With today's unanimous vote, the California Coastal Commission paved the way for the Drake's Bay Oyster Company and owner Kevin Lunny to move forward on much needed repairs at the oyster farm he took over in 2005.
"We really feel like this is a process that worked," says Lunny.
The commission's approval provides further support that the oyster farm is not causing serious environmental damage to the estero. The National Park Service has claimed it is.
In yesterday's report we told you about new allegations by Lunny. He claims a park scientist falsified data in order to make the farm look bad.
In a document, park scientist Sarah Allen says she witnessed a "white boat" with "two people" onboard disturbing harbor seals. Lunny produced time cards proving his workers were off at the time of that report. On top of that, Lunny's "white boat" was being repaired at the time.
In fact, the park service's own report on the estero has been pulled from its Web site. It is currently under scientific review. The inspector general's office has launched an investigation into accusations that the park service deliberately misled the public.
That was a concern for some of the people who attended today's hearing.
"As the California Coastal Commission does its work and moves forward in this, we need to understand that the science that the National Park Service has advanced has been called into question as fraudulent," says Michael Greenberg with the Alliance for Local Sustainable Agriculture.

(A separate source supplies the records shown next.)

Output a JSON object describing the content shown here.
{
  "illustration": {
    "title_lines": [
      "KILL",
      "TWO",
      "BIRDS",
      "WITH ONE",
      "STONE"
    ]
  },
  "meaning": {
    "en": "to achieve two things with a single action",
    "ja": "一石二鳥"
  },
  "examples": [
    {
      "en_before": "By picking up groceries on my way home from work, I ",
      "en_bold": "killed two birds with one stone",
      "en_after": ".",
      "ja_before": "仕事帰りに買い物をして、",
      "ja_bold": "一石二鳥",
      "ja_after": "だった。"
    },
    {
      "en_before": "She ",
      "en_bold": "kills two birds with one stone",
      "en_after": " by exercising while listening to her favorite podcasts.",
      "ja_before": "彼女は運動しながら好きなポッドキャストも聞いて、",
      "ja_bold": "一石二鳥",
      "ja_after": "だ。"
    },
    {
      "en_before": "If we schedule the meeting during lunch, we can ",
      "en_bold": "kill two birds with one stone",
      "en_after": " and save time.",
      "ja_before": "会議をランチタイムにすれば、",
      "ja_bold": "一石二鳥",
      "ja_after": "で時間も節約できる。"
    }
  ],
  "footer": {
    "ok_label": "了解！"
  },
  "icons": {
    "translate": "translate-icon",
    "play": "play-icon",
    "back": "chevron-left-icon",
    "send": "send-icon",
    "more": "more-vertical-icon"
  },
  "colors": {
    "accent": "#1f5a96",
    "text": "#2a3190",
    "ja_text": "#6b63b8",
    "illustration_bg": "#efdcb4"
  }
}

Allen and park superintendent, Don Neubacher, were at today's commission meeting. They declined to comment on our report or on today's developments.
The move by the Coastal Commission today paves the way for the oyster farm to operate until its lease expires in 2012. That is, if Lunny obtains appropriate permits and doesn't negatively impact the area's wildlife.
Some environmental groups at today's meeting would like to see the area returned to wilderness when Lunny's lease expires.
"We think this will allow Drake's Bay Oyster to operate profitably, but protect the resources also, and that's our primary concern," says Gordon Bennett with the Sierra Club.
"This is a critical step to operating legally and properly in the next four or five years until 2012," says Neal Desani with the National Parks Conservation Association.
Senator Dianne Feinstein is watching these developments closely. She called the Coastal Commission's decision today an important step for the oyster farm.
As for allegations of scientific misconduct, she says, "if the park service did in fact manipulate data, this is a serious matter which should result in disciplinary action."
We will keep you informed of any new developments in this story.
Written and produced by Ken Miguel (firstname.lastname@example.org)